Wednesday's speakers focused on education, underserved rural areas, homeland security and human rights at the fifth annual Native American Summit.
After using the audience to list the positives and negatives of Indian education, Clayton Long challenged each person as a community leader to go back and work on three things from the negatives list to turn into a positive.
"Then the list of positives will take off," said Long, director of bilingual education in San Juan School District.
Long also said helping students connect their education with cultural values will give education more meaning and more direction.
Parental and community involvement in education will go a long way toward closing the achievement gap among Native American students, said Larry Shumway, state superintendant of public instruction.
Shumway said public education is a constitutional promise in Utah to make sure students have a quality education with a relevant curriculum.
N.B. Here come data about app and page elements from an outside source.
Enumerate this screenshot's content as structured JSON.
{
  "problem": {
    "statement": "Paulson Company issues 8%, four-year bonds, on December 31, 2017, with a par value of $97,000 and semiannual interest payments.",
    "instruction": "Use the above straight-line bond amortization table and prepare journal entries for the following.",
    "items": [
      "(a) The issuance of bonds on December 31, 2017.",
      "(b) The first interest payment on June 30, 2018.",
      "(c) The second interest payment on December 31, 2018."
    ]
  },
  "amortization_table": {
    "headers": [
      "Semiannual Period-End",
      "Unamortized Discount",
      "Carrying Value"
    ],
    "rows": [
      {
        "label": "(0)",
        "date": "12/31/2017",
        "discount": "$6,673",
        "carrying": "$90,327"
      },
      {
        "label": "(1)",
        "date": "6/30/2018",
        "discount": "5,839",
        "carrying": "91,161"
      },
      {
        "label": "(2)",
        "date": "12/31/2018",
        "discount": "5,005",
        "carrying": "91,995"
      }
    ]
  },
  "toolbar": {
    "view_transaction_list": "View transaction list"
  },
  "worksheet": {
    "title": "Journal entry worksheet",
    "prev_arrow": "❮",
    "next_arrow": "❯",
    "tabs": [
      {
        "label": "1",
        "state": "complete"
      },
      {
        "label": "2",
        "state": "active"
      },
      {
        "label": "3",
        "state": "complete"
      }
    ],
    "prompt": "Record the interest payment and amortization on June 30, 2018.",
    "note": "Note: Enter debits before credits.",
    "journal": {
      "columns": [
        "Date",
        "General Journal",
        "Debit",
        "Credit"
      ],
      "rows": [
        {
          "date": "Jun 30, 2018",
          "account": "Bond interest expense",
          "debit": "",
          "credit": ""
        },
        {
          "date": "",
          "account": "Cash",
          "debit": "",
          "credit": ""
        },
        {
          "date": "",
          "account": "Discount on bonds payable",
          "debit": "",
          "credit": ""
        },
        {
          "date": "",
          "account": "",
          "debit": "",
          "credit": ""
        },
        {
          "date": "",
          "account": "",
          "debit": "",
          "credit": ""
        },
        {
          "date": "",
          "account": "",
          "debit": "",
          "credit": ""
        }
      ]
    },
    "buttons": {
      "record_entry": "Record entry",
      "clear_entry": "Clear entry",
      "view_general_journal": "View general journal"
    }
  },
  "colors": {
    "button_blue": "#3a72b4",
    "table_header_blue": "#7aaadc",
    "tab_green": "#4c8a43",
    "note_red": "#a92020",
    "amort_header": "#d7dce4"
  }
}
While Shumway acknowledged the education system has a lot of work to do as well, he said closing the engagement gap on the part of parents will help a lot. He urged parents to go to parent-teacher conferences, help kids with their homework and read to young children every day.
"Imagine if every parent was as committed as the most committed parents and every chid as hardworking as the most hardworking child. Imagine what could happen," he said.
On the issue of human rights, Native Americans must begin talking to and working with other community members and government bodies to communicate tribal concerns, said keynote speaker Leonard Gorman, executive director of the Navajo Nation Human Rights Commission.
Gorman emphasized the difference between human rights and civil rights.
While international leaders recognize the rights of indigenous peoples, Gorman said, there is still work to be done on the state and national levels. Doing the work that would secure human rights for tribal nations is critical, he said.
"It's for our kids and the future," he said.
Today's topics at the summit include economic development, health care and an address from Gov. Gary Herbert.